Top of Dataset extract

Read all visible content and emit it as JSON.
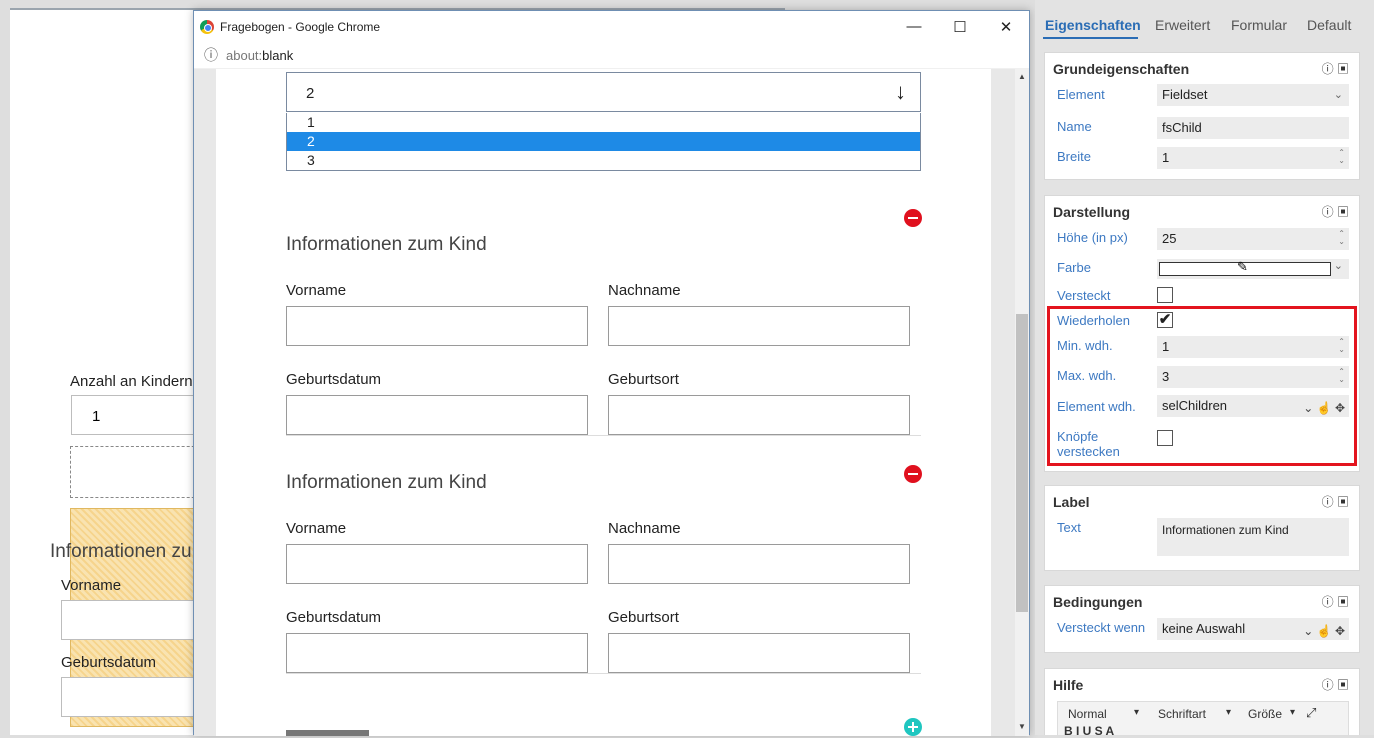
{
  "background_page": {
    "count_label": "Anzahl an Kindern",
    "count_value": "1",
    "section_title": "Informationen zu",
    "first_name": "Vorname",
    "birth_date": "Geburtsdatum"
  },
  "window": {
    "title": "Fragebogen - Google Chrome",
    "minimize": "—",
    "maximize": "☐",
    "close": "✕",
    "address_scheme": "about:",
    "address_path": "blank",
    "info_icon": "ⓘ"
  },
  "form": {
    "select_value": "2",
    "select_arrow": "↓",
    "options": [
      "1",
      "2",
      "3"
    ],
    "selected_option": "2",
    "fieldsets": [
      {
        "title": "Informationen zum Kind",
        "first_name": "Vorname",
        "last_name": "Nachname",
        "birth_date": "Geburtsdatum",
        "birth_place": "Geburtsort"
      },
      {
        "title": "Informationen zum Kind",
        "first_name": "Vorname",
        "last_name": "Nachname",
        "birth_date": "Geburtsdatum",
        "birth_place": "Geburtsort"
      }
    ]
  },
  "panel": {
    "tabs": [
      "Eigenschaften",
      "Erweitert",
      "Formular",
      "Default"
    ],
    "active_tab": "Eigenschaften",
    "grund": {
      "title": "Grundeigenschaften",
      "element_label": "Element",
      "element_value": "Fieldset",
      "name_label": "Name",
      "name_value": "fsChild",
      "breite_label": "Breite",
      "breite_value": "1"
    },
    "darstellung": {
      "title": "Darstellung",
      "hoehe_label": "Höhe (in px)",
      "hoehe_value": "25",
      "farbe_label": "Farbe",
      "versteckt_label": "Versteckt",
      "versteckt_checked": false,
      "wiederholen_label": "Wiederholen",
      "wiederholen_checked": true,
      "min_label": "Min. wdh.",
      "min_value": "1",
      "max_label": "Max. wdh.",
      "max_value": "3",
      "element_wdh_label": "Element wdh.",
      "element_wdh_value": "selChildren",
      "knoepfe_label_1": "Knöpfe",
      "knoepfe_label_2": "verstecken",
      "knoepfe_checked": false,
      "highlight_color": "#e3141e"
    },
    "label": {
      "title": "Label",
      "text_label": "Text",
      "text_value": "Informationen zum Kind"
    },
    "bedingungen": {
      "title": "Bedingungen",
      "versteckt_wenn_label": "Versteckt wenn",
      "versteckt_wenn_value": "keine Auswahl"
    },
    "hilfe": {
      "title": "Hilfe",
      "format": "Normal",
      "font": "Schriftart",
      "size": "Größe",
      "toolbar_row2": "B I U S A"
    }
  },
  "colors": {
    "accent": "#2b6db5",
    "selection": "#1e8ae6",
    "remove": "#e0101e",
    "add": "#1fc6c0"
  }
}
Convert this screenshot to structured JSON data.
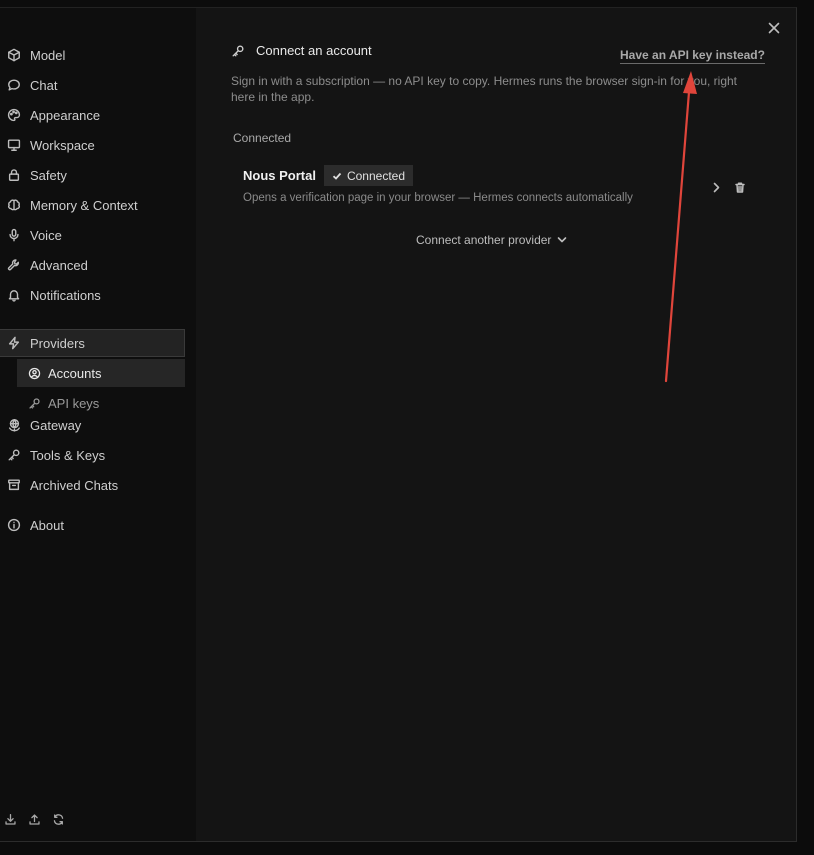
{
  "sidebar": {
    "items": [
      {
        "label": "Model",
        "icon": "cube-icon"
      },
      {
        "label": "Chat",
        "icon": "chat-bubble-icon"
      },
      {
        "label": "Appearance",
        "icon": "palette-icon"
      },
      {
        "label": "Workspace",
        "icon": "monitor-icon"
      },
      {
        "label": "Safety",
        "icon": "lock-icon"
      },
      {
        "label": "Memory & Context",
        "icon": "brain-icon"
      },
      {
        "label": "Voice",
        "icon": "microphone-icon"
      },
      {
        "label": "Advanced",
        "icon": "wrench-icon"
      },
      {
        "label": "Notifications",
        "icon": "bell-icon"
      },
      {
        "label": "Providers",
        "icon": "lightning-icon",
        "active": true
      },
      {
        "label": "Gateway",
        "icon": "globe-icon"
      },
      {
        "label": "Tools & Keys",
        "icon": "key-icon"
      },
      {
        "label": "Archived Chats",
        "icon": "archive-icon"
      },
      {
        "label": "About",
        "icon": "info-icon"
      }
    ],
    "sub_items": [
      {
        "label": "Accounts",
        "icon": "user-circle-icon",
        "active": true
      },
      {
        "label": "API keys",
        "icon": "key-icon"
      }
    ],
    "footer_icons": [
      "download-icon",
      "upload-icon",
      "refresh-icon"
    ]
  },
  "main": {
    "title": "Connect an account",
    "api_link": "Have an API key instead?",
    "description": "Sign in with a subscription — no API key to copy. Hermes runs the browser sign-in for you, right here in the app.",
    "section_label": "Connected",
    "provider": {
      "name": "Nous Portal",
      "badge": "Connected",
      "subtitle": "Opens a verification page in your browser — Hermes connects automatically"
    },
    "connect_another": "Connect another provider"
  },
  "colors": {
    "background": "#141414",
    "sidebar": "#0e0e0e",
    "annotation_arrow": "#e0453b"
  }
}
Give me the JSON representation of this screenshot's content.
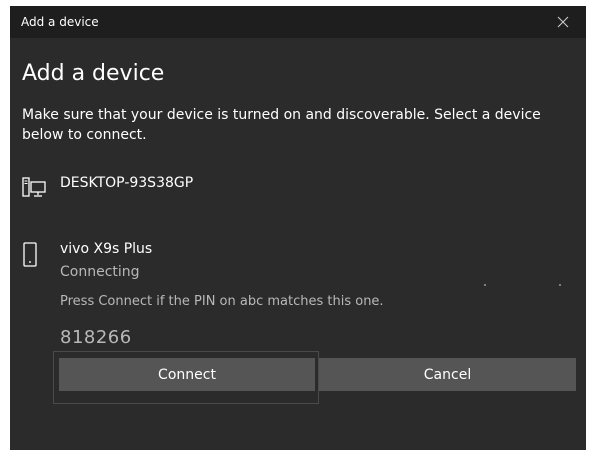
{
  "window": {
    "title": "Add a device",
    "close_icon": "close-icon"
  },
  "main": {
    "heading": "Add a device",
    "instructions": "Make sure that your device is turned on and discoverable. Select a device below to connect."
  },
  "devices": [
    {
      "name": "DESKTOP-93S38GP",
      "icon": "desktop-computer-icon"
    },
    {
      "name": "vivo X9s Plus",
      "icon": "mobile-phone-icon",
      "status": "Connecting",
      "pin_prompt": "Press Connect if the PIN on abc matches this one.",
      "pin": "818266"
    }
  ],
  "buttons": {
    "connect_label": "Connect",
    "cancel_label": "Cancel"
  },
  "colors": {
    "background": "#2b2b2b",
    "titlebar": "#1e1e1e",
    "button": "#555555",
    "secondary_text": "#b8b8b8"
  }
}
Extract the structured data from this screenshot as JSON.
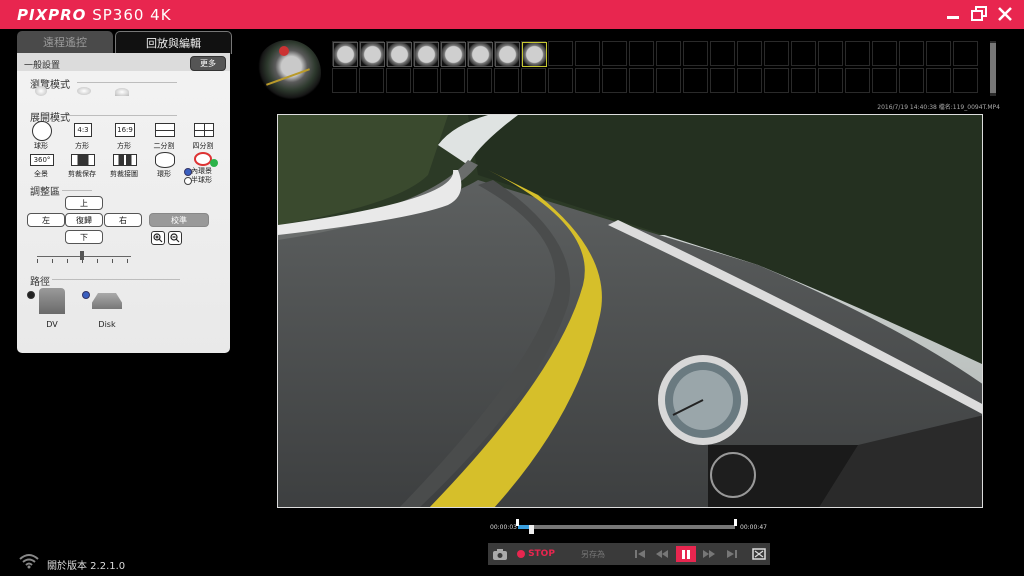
{
  "app": {
    "brand_part1": "PIXPRO",
    "brand_part2": " SP360 4K"
  },
  "colors": {
    "accent": "#e8264f",
    "progress": "#3aa0e0"
  },
  "tabs": [
    {
      "label": "遠程遙控"
    },
    {
      "label": "回放與編輯"
    }
  ],
  "panel": {
    "general_settings": "一般設置",
    "more_button": "更多",
    "browse_mode": "瀏覽模式",
    "unfold_mode": "展開模式",
    "modes": [
      {
        "label": "球形",
        "icon": "sphere-icon"
      },
      {
        "label": "方形",
        "icon_text": "4:3"
      },
      {
        "label": "方形",
        "icon_text": "16:9"
      },
      {
        "label": "二分割",
        "icon": "split2-icon"
      },
      {
        "label": "四分割",
        "icon": "split4-icon"
      },
      {
        "label": "全景",
        "icon_text": "360°"
      },
      {
        "label": "剪裁保存",
        "icon": "crop-save-icon"
      },
      {
        "label": "剪裁接圖",
        "icon": "crop-stitch-icon"
      },
      {
        "label": "環形",
        "icon": "ring-icon"
      }
    ],
    "dome_options": [
      "內環景",
      "半球形"
    ],
    "adjust_area": "調整區",
    "dir_up": "上",
    "dir_left": "左",
    "dir_reset": "復歸",
    "dir_right": "右",
    "dir_down": "下",
    "calibrate": "校準",
    "path": "路徑",
    "path_options": [
      "DV",
      "Disk"
    ]
  },
  "file_info": "2016/7/19 14:40:38 檔名:119_0094T.MP4",
  "playback": {
    "current_time": "00:00:03",
    "total_time": "00:00:47",
    "progress": 0.06,
    "stop_label": "STOP",
    "save_as_label": "另存為"
  },
  "footer": {
    "version_label": "關於版本 2.2.1.0"
  }
}
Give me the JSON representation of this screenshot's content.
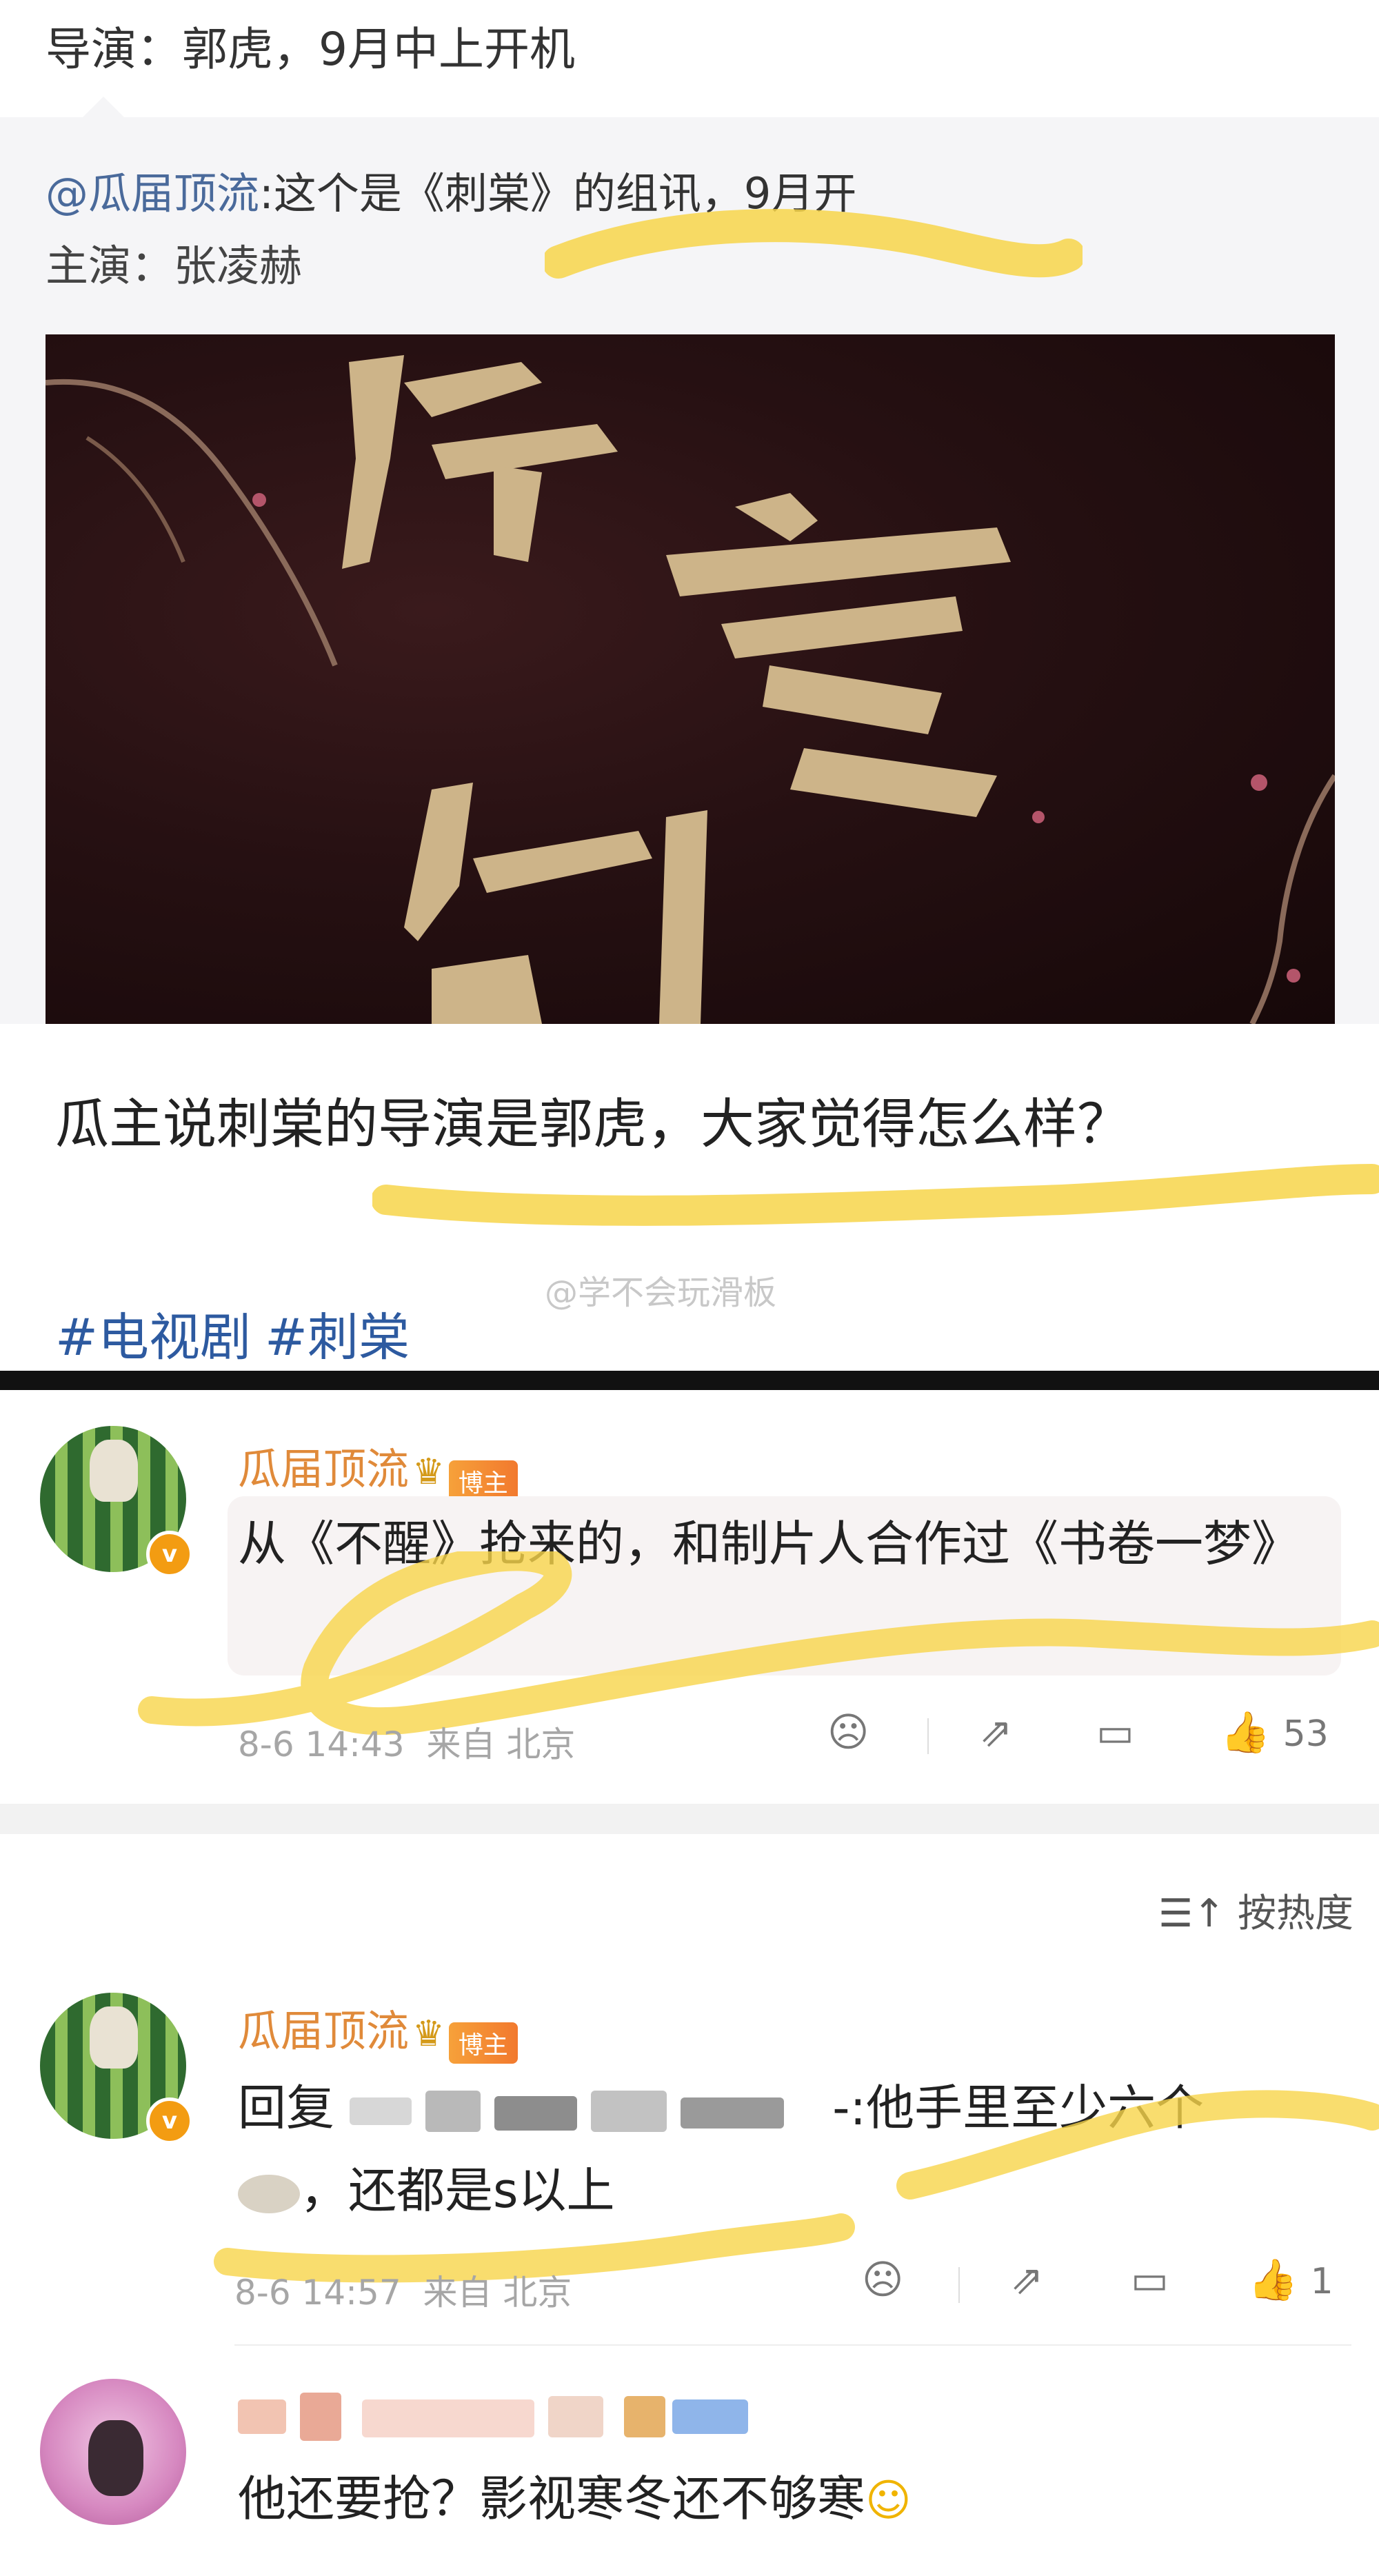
{
  "top": {
    "text": "导演：郭虎，9月中上开机"
  },
  "quote": {
    "mention": "@瓜届顶流",
    "text": ":这个是《刺棠》的组讯，9月开",
    "line2": "主演：张凌赫"
  },
  "post": {
    "text": "瓜主说刺棠的导演是郭虎，大家觉得怎么样？",
    "tags": [
      "#电视剧",
      "#刺棠"
    ],
    "watermark": "@学不会玩滑板"
  },
  "comments": [
    {
      "name": "瓜届顶流",
      "badge": "博主",
      "text": "从《不醒》抢来的，和制片人合作过《书卷一梦》",
      "time": "8-6 14:43",
      "location": "来自 北京",
      "likes": "53"
    },
    {
      "name": "瓜届顶流",
      "badge": "博主",
      "text_prefix": "回复",
      "text_mid": "-:他手里至少六个",
      "text_line2": "，还都是s以上",
      "time": "8-6 14:57",
      "location": "来自 北京",
      "likes": "1"
    },
    {
      "text": "他还要抢？影视寒冬还不够寒"
    }
  ],
  "sort": {
    "label": "按热度"
  },
  "icons": {
    "crown": "crown-icon",
    "sad": "sad-face-icon",
    "share": "share-icon",
    "comment": "comment-icon",
    "like": "thumbs-up-icon",
    "sort": "sort-icon"
  },
  "colors": {
    "highlight": "#f7d54a",
    "name": "#e08a3a",
    "tag": "#2d5aa0"
  }
}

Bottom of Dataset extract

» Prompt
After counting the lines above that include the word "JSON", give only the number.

» Task result
5